Our haul included a selection of delicacies from Macarons & More – the general consensus was that the praline macalongs are a work of genius; 4 different pies from Brays, including the new lamb and beef pies. My favourite being the beef – tender chunks (not minced, I was glad to see) of local beef, with onion in a crisp pastry; a selection of bread from Pye Baker including the sour dough flute, cheese and onion bread and a rye & caraway loaf, which 2 days on is still doing great as toast; and dressing from Crush who crush rape seeds to produce a vibrant yellow oil, they also make a selection of tangy dressings; and a huge slab of belly pork from Oak Tree Farms  I think this one will have it’s own post once cooked.

We then proceeded to hot-foot it up the coast to Wells-next-the-Sea to get our sticking mitts on some charcuterie from The Norfolk Deli Co (formerly known as De-lish). Jules who makes the pate, sausage, rillete, pancetta is not only a great bloke, but very talented. The balance in seasoning, depth of flavour and overall taste of his products don’t come easily. Jules will talk you through the produce, describing the hard work that goes into each small strip of jerky. This stuff is seriously good… and addictive. The jerky barely makes it back home with us.

Heading further round the coast to Brancaster, it’s oyster and mussel season. We stop at The White Horse for a late lunch of steaming bowls of mussels. They’re so sweet, I could dunk bread into the the creamy garlicky juice at the bottom of the bowl all day long. Washed down with a pint of Adnams American style IPA, a lovely aroma, maybe just not as much oomf as I’m used to, but a very drinkable beer none the less.  Just over the road is a little fish shop, selling fresh & frozen sea food, fish and game; you can even get hare. The car loaded with food we head home.

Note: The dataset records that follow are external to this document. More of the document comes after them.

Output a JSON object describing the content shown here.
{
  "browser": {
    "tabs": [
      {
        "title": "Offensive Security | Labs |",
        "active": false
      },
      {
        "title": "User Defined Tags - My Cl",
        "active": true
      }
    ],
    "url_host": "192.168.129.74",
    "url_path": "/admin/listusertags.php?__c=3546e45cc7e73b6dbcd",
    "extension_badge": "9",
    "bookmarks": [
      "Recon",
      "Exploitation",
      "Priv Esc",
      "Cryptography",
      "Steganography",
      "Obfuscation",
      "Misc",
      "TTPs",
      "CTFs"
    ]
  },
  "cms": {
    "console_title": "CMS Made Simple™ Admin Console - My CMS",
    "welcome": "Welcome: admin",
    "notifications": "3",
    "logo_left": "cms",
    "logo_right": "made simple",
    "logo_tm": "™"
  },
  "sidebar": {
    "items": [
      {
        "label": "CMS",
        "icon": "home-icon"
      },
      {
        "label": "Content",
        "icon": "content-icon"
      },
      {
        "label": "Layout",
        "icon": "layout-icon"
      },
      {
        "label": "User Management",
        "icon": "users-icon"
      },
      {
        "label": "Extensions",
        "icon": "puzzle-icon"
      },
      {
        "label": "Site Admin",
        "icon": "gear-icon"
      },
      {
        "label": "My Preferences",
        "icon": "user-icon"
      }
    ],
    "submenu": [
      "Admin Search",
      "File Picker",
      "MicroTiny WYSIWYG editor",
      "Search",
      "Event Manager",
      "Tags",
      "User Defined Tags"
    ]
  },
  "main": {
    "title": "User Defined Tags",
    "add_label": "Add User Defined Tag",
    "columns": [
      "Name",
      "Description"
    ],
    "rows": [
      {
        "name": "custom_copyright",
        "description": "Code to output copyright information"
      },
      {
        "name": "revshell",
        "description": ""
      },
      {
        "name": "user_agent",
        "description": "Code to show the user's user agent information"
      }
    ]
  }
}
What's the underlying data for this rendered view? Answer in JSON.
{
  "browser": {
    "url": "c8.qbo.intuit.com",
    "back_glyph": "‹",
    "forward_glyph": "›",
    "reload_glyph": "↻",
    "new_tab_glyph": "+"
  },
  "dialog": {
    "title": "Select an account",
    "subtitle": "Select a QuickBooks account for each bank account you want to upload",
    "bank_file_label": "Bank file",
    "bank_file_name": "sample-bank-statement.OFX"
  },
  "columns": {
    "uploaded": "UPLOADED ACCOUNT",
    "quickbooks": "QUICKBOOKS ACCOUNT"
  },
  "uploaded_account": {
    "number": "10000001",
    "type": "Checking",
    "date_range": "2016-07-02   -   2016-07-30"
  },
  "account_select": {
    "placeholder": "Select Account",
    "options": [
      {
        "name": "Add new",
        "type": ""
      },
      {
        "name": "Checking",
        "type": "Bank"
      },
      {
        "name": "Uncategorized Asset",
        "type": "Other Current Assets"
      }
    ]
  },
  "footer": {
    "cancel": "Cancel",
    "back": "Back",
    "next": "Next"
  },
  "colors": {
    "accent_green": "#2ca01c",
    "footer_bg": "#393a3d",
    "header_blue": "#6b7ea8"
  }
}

To me, there is something very special about being able to talk to the person who has created the pie/beer/wine/sausage that you’re eating. I feel very strongly about supporting local business, be that food and drink or clothing boutique. You see, and this is often the part people forget, it’s not just the person who made that pie you ate that you’re supporting, but the farmer who raised the pig, grew the grain for the flour. The whole network of small businesses supporting each other just got a little boost because you chose to get your porky pie from a lovely lady at the market rather than a generic (and less face it, inferior) one from the super market. Now I know sometimes shopping at a market is a luxury, and that times are tough. I know only too well about that. But if we don’t support these small businesses, they will fail. I shop at the supermarket, I’m not going to make out I’m some kind of locavore saint, I’m not. But I wont buy meat there – I get that from my local butcher – not only cheaper but much tastier. I get fish from the fishmonger, and beer (well I have rather a lot of that at the moment), but I wouldn’t get that from the supermarket either, same goes for wine & spirits.